━━ Data for this exercise
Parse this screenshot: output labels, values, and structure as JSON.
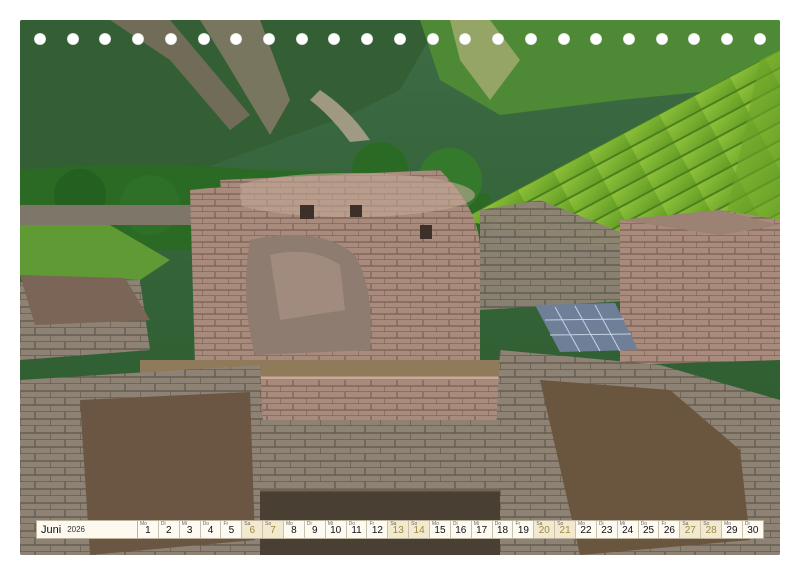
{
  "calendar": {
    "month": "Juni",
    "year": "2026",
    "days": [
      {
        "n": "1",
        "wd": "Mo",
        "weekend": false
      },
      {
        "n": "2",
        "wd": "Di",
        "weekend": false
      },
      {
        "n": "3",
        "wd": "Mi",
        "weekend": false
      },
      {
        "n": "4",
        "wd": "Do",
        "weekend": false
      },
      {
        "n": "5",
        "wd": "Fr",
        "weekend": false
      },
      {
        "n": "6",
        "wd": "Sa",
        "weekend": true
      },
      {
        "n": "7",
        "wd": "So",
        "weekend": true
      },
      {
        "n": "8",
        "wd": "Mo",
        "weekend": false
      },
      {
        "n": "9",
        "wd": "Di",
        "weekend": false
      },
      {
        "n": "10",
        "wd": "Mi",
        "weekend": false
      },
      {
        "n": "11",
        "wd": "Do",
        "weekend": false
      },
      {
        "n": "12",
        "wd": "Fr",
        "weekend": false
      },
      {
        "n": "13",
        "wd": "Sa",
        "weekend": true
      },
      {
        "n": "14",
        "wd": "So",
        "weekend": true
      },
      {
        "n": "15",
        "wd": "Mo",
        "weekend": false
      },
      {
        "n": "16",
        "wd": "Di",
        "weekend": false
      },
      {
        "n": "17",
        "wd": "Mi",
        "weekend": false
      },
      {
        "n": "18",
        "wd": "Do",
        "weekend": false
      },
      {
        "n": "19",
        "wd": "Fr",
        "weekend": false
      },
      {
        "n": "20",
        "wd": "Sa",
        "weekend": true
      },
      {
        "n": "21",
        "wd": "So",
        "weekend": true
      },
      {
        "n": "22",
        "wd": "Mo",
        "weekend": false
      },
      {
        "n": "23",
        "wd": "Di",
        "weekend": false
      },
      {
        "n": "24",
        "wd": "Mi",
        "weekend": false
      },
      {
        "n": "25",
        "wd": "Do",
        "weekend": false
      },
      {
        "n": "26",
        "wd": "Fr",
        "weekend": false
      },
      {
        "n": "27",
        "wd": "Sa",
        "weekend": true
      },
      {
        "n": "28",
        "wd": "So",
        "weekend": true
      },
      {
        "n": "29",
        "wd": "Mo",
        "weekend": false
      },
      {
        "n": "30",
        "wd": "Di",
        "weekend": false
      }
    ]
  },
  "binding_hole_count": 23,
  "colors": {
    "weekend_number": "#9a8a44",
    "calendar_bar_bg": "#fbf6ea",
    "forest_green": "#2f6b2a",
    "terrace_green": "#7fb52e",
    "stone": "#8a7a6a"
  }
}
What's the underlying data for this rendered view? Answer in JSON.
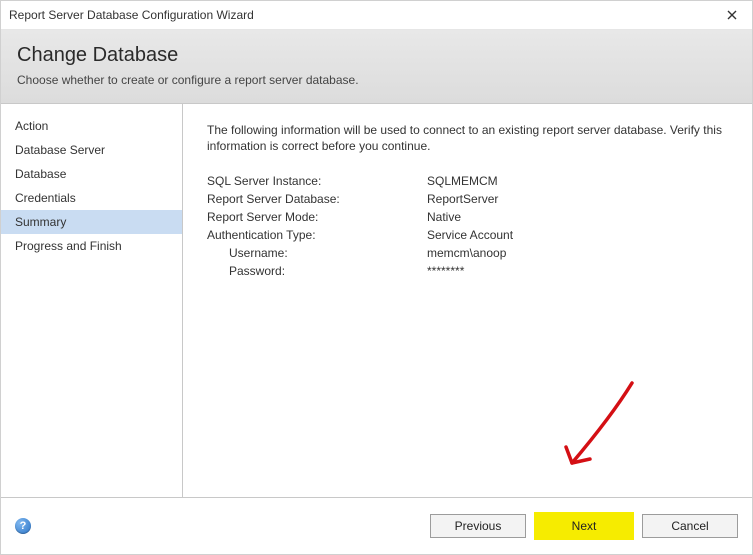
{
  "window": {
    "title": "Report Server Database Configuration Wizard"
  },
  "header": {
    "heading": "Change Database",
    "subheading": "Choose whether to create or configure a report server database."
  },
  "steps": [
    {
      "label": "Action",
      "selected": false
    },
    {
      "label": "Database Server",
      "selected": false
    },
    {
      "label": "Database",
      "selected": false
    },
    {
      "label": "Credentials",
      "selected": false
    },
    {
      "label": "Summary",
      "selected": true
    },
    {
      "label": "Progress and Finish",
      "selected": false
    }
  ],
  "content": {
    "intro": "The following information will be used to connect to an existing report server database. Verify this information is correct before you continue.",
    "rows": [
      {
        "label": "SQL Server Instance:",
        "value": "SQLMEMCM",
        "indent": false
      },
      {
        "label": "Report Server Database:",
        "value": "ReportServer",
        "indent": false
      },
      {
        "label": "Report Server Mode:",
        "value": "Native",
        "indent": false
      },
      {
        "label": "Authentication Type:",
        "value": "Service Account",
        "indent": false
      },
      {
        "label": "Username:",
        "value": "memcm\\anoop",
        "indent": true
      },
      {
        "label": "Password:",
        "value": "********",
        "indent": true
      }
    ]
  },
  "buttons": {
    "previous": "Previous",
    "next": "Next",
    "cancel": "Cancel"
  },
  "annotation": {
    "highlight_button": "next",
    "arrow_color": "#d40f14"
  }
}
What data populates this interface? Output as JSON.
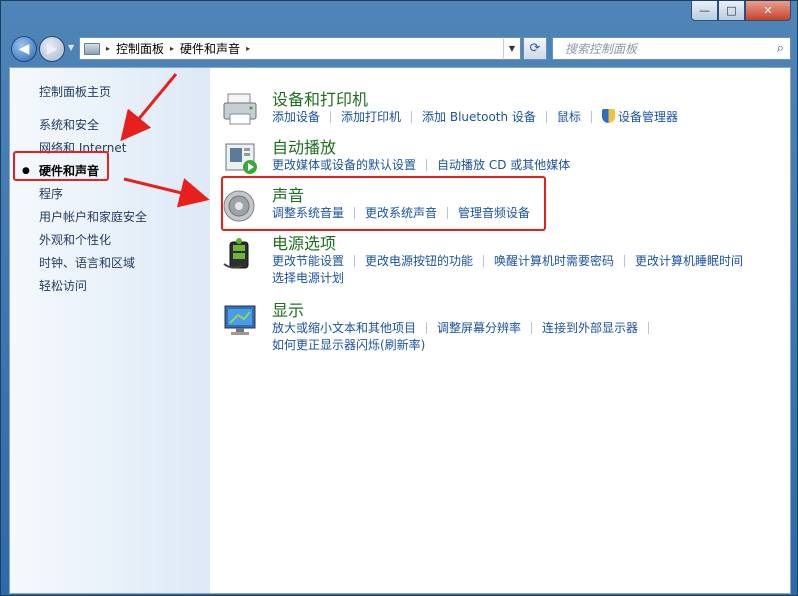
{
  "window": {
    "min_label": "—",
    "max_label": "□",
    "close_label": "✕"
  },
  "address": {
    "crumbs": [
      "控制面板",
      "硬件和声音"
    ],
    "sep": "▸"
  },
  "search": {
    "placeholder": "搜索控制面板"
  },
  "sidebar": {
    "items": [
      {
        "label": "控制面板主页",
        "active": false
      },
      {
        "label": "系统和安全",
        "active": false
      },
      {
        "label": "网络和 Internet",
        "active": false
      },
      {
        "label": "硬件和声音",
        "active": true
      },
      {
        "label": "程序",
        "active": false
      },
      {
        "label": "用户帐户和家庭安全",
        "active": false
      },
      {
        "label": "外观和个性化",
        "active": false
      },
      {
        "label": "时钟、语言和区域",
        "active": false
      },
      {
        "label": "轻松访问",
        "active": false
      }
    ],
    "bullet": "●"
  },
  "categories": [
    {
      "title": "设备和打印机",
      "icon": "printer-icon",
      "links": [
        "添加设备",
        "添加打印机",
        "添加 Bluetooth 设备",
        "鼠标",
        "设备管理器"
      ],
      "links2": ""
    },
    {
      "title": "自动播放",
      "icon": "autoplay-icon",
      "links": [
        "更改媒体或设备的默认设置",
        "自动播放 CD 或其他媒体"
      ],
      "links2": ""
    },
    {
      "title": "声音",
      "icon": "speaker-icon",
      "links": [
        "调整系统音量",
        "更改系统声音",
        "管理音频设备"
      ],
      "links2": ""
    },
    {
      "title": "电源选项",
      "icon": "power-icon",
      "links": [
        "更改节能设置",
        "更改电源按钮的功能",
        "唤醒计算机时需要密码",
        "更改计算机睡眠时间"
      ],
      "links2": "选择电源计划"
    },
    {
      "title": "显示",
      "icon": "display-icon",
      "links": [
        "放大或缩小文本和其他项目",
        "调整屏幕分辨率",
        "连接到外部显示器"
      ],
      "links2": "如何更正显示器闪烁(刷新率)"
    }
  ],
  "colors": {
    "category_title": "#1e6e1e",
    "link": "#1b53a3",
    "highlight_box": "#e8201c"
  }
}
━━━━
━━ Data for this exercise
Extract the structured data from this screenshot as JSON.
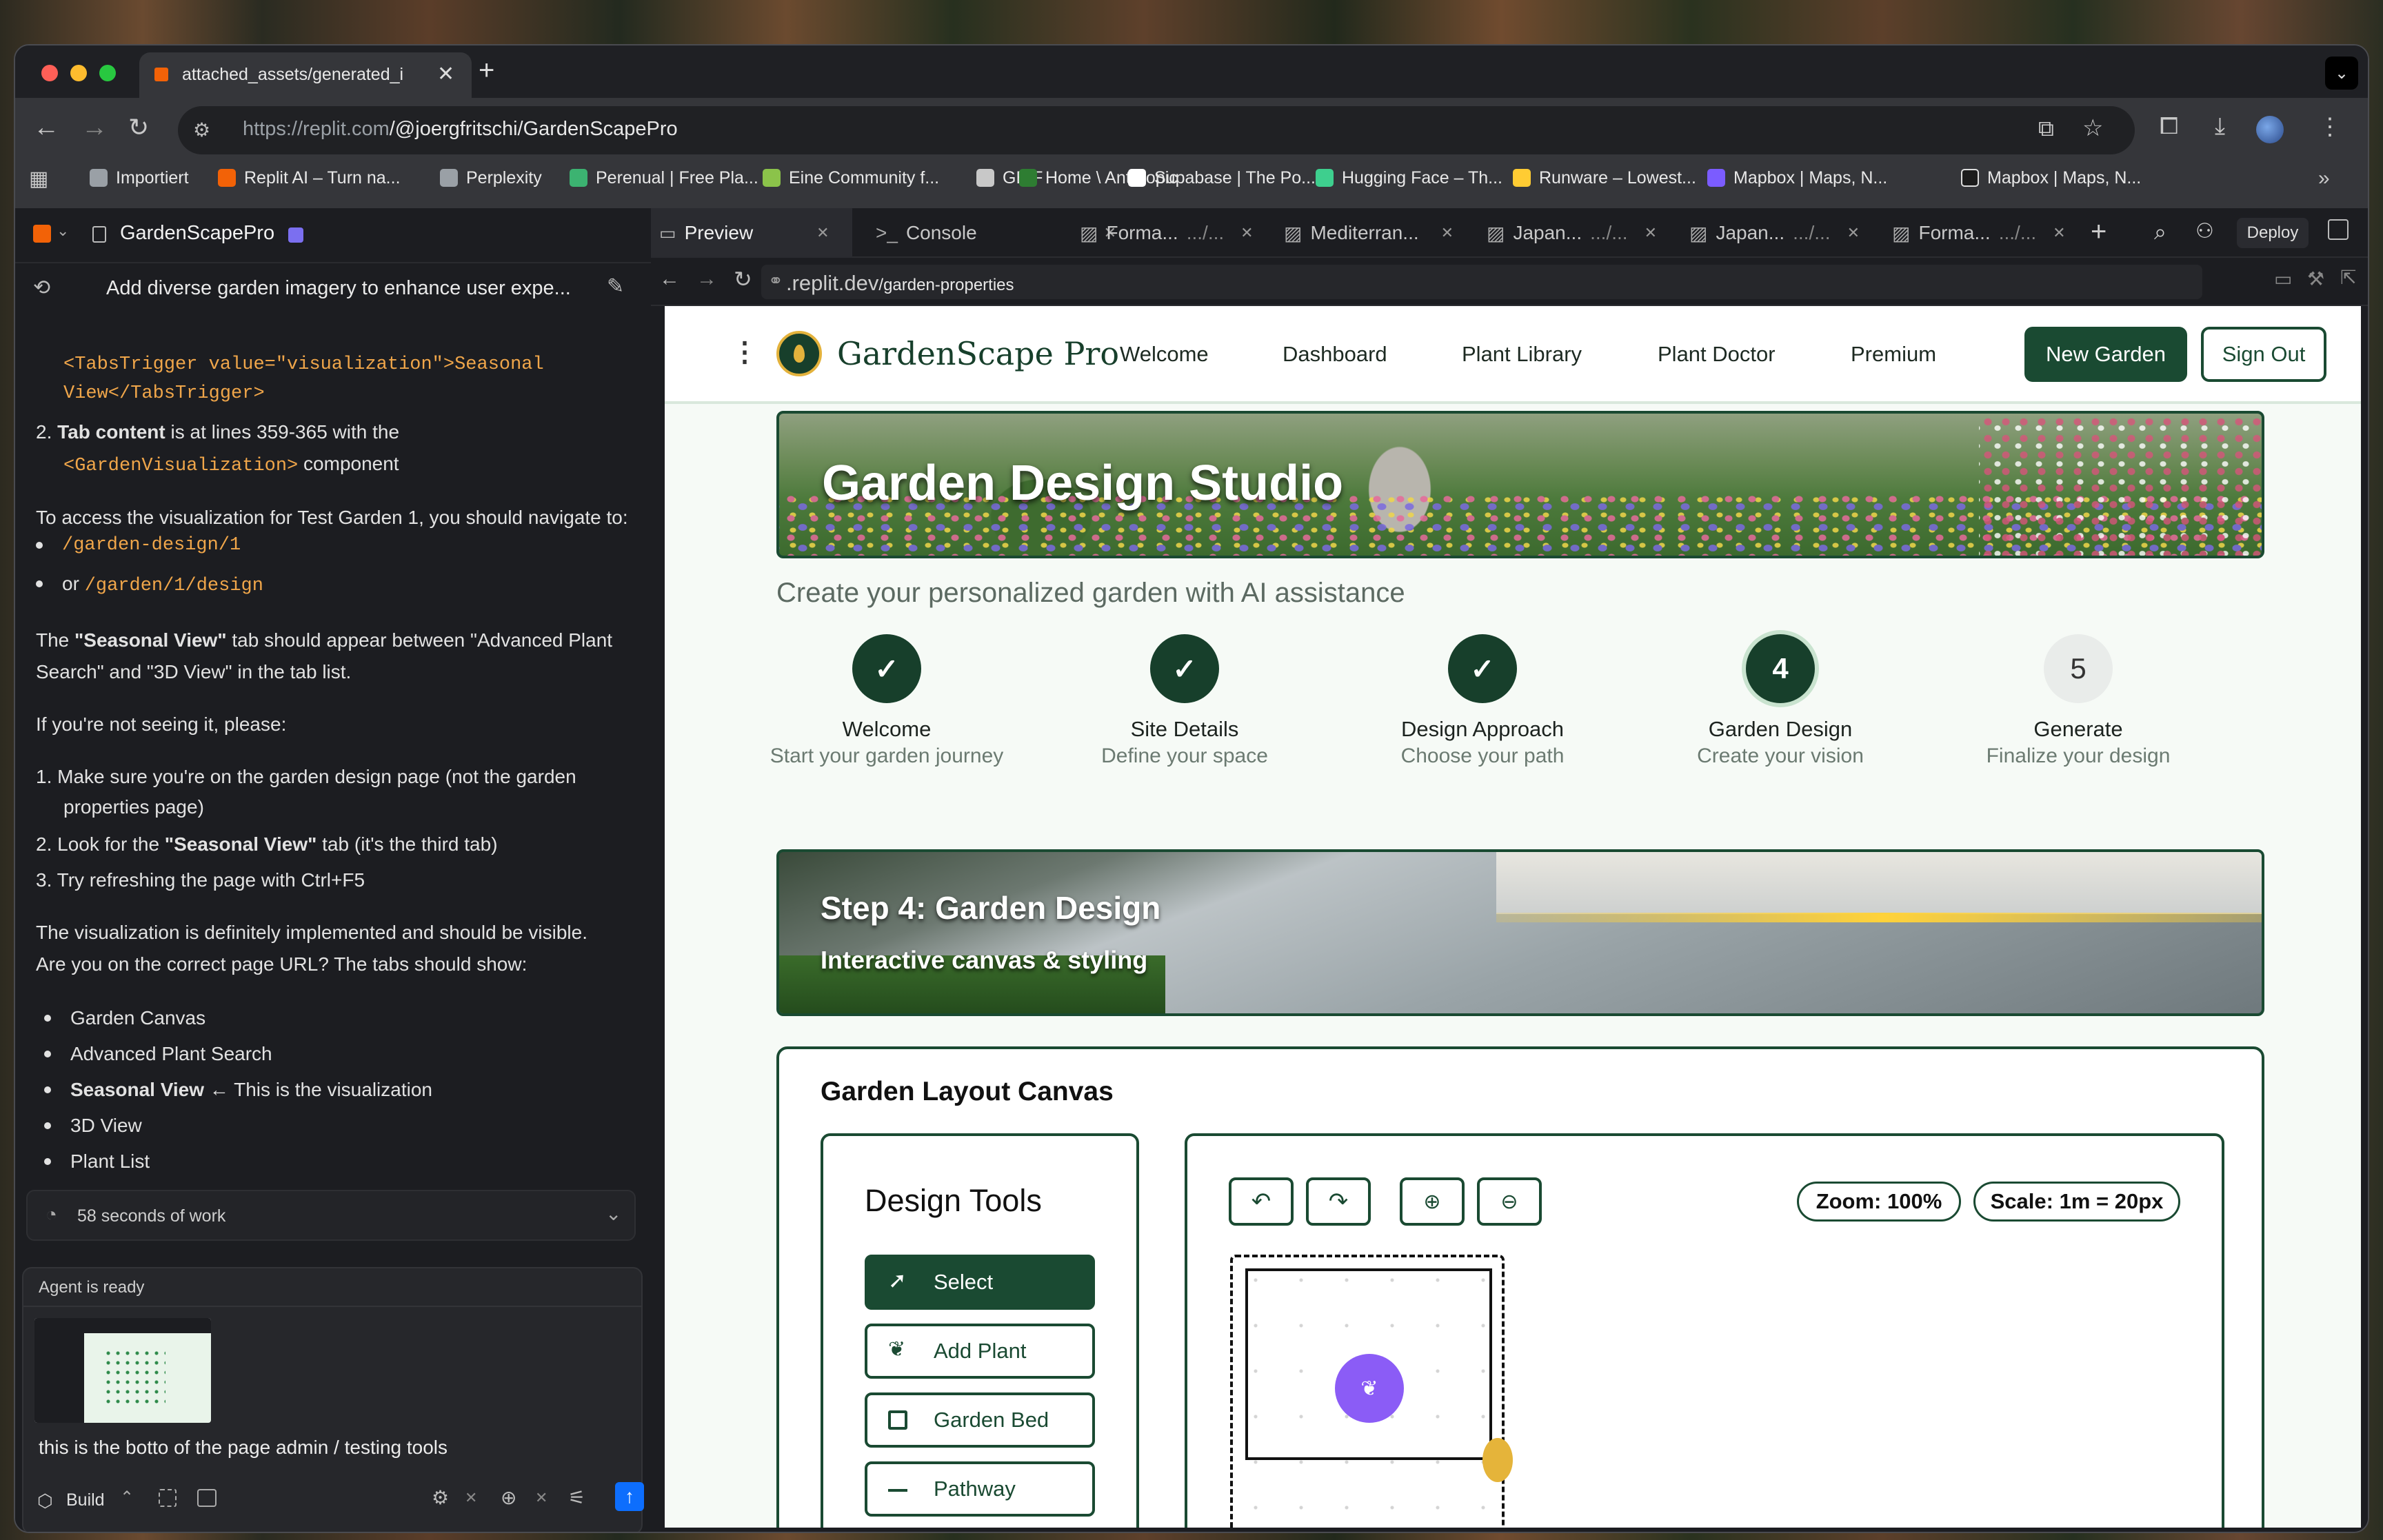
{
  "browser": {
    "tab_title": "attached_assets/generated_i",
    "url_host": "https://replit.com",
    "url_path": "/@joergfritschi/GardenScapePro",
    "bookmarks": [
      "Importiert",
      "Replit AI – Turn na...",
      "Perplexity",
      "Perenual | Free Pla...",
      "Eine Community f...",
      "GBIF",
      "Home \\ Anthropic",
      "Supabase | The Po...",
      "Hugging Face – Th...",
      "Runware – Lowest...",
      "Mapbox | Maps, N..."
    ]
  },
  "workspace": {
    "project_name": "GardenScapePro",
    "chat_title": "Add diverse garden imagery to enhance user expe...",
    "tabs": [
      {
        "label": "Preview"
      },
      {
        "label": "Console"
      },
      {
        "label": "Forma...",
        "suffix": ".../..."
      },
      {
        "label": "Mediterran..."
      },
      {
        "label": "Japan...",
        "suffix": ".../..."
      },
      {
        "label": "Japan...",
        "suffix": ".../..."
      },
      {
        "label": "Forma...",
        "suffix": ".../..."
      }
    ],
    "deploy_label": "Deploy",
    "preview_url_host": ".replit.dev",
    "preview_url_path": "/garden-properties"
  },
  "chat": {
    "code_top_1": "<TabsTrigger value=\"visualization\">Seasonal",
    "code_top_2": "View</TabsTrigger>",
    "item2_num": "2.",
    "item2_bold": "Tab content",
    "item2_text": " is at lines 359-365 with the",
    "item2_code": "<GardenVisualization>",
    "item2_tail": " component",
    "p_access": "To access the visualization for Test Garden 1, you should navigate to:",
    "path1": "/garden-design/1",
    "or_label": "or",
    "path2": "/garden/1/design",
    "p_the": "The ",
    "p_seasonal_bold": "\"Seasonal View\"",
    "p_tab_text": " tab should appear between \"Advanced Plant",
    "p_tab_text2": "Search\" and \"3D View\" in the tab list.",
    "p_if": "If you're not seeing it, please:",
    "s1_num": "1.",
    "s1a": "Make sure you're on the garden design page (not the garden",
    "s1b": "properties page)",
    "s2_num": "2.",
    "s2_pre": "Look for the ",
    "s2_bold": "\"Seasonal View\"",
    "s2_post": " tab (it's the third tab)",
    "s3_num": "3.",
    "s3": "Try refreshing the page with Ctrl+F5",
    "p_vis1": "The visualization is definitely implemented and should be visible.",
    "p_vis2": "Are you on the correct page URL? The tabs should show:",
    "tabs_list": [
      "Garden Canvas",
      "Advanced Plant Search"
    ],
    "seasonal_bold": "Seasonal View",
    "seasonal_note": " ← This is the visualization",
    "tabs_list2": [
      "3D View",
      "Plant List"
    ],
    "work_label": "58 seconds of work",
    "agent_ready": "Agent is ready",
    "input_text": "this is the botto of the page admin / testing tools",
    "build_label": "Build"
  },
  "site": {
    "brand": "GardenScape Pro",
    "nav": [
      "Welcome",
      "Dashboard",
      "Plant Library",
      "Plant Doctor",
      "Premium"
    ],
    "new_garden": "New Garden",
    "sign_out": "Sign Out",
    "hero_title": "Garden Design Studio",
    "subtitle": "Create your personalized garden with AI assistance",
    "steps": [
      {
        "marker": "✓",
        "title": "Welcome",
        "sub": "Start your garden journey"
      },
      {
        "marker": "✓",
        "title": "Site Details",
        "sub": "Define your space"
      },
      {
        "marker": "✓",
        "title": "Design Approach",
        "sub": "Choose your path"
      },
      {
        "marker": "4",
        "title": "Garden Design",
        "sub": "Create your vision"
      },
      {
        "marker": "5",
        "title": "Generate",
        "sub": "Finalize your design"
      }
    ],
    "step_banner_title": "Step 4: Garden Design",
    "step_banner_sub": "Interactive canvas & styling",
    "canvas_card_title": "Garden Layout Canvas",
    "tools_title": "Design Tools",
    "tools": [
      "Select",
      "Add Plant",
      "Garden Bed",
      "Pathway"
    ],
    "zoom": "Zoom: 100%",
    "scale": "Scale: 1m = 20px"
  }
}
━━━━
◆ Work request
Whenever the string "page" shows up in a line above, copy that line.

◆ Finished exercise
    "s1a": "Make sure you're on the garden design page (not the garden",
    "s1b": "properties page)",
    "s3": "Try refreshing the page with Ctrl+F5",
    "p_vis2": "Are you on the correct page URL? The tabs should show:",
    "input_text": "this is the botto of the page admin / testing tools",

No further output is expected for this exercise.